Irvin said that any increase for a company would be a win, and companies shouldn’t get overwhelmed and discouraged trying to hit ambitious targets.
“Don’t think that this is so insurmountable that you shouldn’t get started,” Irvin said. So, they’re [CRE companies] normally starting off at 2% and normally their goals are like 12%. Some people might look at that and say, that’s not enough. I look at that and I say, that’s success, we like that. We’ll take that.”
Companies can bolster their networks in several ways, such as holding supplier events for diversity-owned businesses and assigning a dedicated employee to the task. But it also requires a top-level executive within a company championing the effort.
Carey said Prologis is committed to expanding diversity within its network, but the effort is still at the initial stage.
“We are really at the part where we’re baselining and trying to understand what our current spend is,” Carey said. She noted that this includes investigating who identifies as being a minority-owned or woman-owned enterprise.
“Then the next step for us is to benchmark and research to see what our peer groups are doing and then set our own goals as a company that match and are right for us at this particular time,” she said.
She noted that it isn’t simply a matter of identifying minority-owned companies, but also finding the right fit. She said targets are fine, but they need to be made in the context of a business plan.
“It would be really hard and difficult for us to say in this particular issue, we should go against the grain of what has helped us become successful as businesses,” she said. “There should still be a business model. There’s a business rationale and reason for why we’re doing this.”
Pinkman said it will take time for CRE companies to expand their networks to include more minority-owned suppliers but it will eventually happen. He noted that among attendees of the session, half of those polled indicated their companies were just starting an effort to expand their networks and 30% weren’t doing anything.
“I honestly see a glide path of three, five, seven years,” Pinkman said. “And the reason why I say that is you need a North Star.
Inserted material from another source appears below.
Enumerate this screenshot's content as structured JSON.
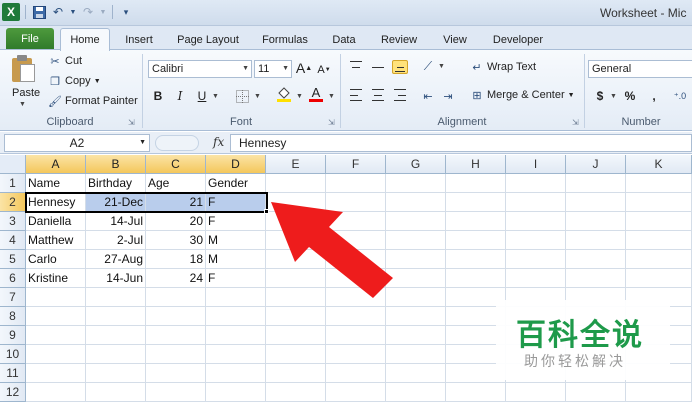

From a developer’s perspective … most people don’t know where to start. So, just from the data we saw today from a raise of hands just tells us that we have a long way to go, and these things don’t happen overnight.”
Read more about the Commercial Real Estate Diverse Suppliers Consortium to learn how NAIOP and other associations are joining forces to promote supplier diversity in commercial real estate (CRE).